SANTA ROSA, Calif. (KTVU) - When Pride month kicks off, one rainbow flag in the North Bay will mark a first.
Saturday morning before the Santa Rosa parade, the flag was raised in a prominent spot: a flagpole in front of police headquarters and a fire station.
"It means a lot to me as a queer employee of the department," rookie Ofc. Kelsea Nelson told KTVU, as she patrolled downtown Santa Rosa.
She was gratified to spot a rainbow flag waving at City Hall.
At 4th St. and Mendocino Ave., festival preparations are evident, with a stage and tents assembled.
"This whole thing city has decided to do for Pride, if it makes just one person more comfortable being who they are, it's totally worth it," said Nelson.
This year, Pride goes further with the new flag flying at public safety agencies.
"It represents the diversity in the LGBTQ community, that everyone comes from different backgrounds," said Sgt. Chris Mahurin, unfurling a 4 by 6 foot flag with six vibrant stripes of color.
"The flag shows the support, not just by words but actions as well," said Mahurin, who was Santa Rosa's only openly gay male officer when he was hired 13 years ago.
Newly married, Mahurin says there are still only a handful of sworn and civilian employees who identify as LGBTQ.
Mahurin believes the flag, flying the month of June, will be affirming for staff, potential recruits, allies and the public passing by.
"In the past there have been a lot of people in the LGBTQ community who have been leery of police contact, and may be afraid to report a crime, so if they see that flag flying outside our building, it says we want them to come here."
Last year, the theme was "Together We Rise," saluting first responders for their heroism during the devastating Sonoma County firestorms.
It was also the first year the festival moved to the heart of Santa Rosa from the Russian River community of Guerneville, where it had been for several years.
The new, more central location brought thousands of people to Old Courthouse Square.

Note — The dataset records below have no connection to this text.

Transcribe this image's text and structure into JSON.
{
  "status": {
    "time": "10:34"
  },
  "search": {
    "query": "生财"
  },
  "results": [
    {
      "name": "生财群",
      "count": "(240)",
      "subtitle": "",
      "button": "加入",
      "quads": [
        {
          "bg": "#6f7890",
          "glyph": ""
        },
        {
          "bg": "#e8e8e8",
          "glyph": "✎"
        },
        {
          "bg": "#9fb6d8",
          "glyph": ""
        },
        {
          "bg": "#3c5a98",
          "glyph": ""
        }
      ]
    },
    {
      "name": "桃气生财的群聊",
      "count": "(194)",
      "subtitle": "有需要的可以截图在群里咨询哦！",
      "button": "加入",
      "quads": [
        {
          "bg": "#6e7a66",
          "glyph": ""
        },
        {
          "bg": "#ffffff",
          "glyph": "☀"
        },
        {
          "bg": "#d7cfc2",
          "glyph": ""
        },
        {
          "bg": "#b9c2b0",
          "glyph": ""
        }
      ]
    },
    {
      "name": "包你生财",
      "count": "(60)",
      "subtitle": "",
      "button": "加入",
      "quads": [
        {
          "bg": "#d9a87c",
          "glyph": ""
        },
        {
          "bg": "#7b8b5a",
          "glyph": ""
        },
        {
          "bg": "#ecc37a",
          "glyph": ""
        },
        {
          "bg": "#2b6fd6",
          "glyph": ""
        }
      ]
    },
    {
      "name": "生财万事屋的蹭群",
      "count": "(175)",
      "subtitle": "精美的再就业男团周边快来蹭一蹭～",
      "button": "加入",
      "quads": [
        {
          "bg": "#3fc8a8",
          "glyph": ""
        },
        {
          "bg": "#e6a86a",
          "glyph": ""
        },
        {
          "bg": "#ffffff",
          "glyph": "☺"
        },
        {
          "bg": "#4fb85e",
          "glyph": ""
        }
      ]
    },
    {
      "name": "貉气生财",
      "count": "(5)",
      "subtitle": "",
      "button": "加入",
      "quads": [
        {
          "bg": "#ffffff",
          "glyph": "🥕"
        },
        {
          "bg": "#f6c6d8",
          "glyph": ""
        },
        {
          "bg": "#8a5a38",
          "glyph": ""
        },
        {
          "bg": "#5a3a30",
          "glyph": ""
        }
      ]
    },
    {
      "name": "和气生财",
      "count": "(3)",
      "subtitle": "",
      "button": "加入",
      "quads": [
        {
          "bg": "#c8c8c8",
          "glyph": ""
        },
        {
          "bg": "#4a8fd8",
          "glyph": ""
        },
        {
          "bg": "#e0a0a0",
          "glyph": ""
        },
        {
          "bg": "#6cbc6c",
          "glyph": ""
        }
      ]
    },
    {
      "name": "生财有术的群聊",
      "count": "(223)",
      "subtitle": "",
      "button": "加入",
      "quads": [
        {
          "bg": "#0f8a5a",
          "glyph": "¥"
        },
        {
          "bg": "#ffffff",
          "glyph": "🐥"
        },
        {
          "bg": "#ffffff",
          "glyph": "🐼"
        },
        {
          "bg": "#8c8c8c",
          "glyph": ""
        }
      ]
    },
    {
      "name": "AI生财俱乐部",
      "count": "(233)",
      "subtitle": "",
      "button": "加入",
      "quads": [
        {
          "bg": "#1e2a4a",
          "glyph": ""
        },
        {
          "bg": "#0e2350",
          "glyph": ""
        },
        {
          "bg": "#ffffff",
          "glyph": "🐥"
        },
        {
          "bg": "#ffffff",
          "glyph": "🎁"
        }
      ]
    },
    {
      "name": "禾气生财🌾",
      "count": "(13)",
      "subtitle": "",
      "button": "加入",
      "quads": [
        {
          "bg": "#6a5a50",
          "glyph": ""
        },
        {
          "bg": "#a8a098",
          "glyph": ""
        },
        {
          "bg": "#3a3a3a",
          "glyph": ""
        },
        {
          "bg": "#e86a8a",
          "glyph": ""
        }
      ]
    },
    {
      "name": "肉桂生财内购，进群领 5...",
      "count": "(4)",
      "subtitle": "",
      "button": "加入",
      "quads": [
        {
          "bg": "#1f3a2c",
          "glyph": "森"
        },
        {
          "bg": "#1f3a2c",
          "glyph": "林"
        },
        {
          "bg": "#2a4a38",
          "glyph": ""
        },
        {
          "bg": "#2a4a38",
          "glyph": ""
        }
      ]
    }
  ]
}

"Raising the flag is big, we're happy, and I think it's a great thing," said Christopher Kren-Mora, a member of the Sonoma County Pride Executive Board, the organizer of the festivities.
Kren-Mora welcomes the deepening support from law enforcement, noting some cities shun cops.
"Toronto Pride didn't want any police in their Pride, didn't want any law enforcement involved at all," said Kren-Mora, "and I don't understand that, we're all inclusive here."
Officer Nelson will be marching in her first Pride Parade, along with other members of her department and Police Chief Hank Schreeder.
"I guess I didn't realize how unique it still is to be comfortable and open," said Nelson, who has been out since the age of 18.
She has been surprised by the emotional response to the flag finding a new home.
"I think the strongest reaction I've had is when I tell people from the community, and they're moved to tears by it."
The flag-raising ceremony was live-streamed on Santa Rosa Police Department's Facebook page Saturday morning.
The 32nd Annual Sonoma County Pride Parade begins at 11 a.m. along Fourth Street and finishes in Old Courthouse Square, with the festival continuing until 6 pm.
The theme for 2019 is "Year of Love," and an estimated 5,000 people are expected to attend.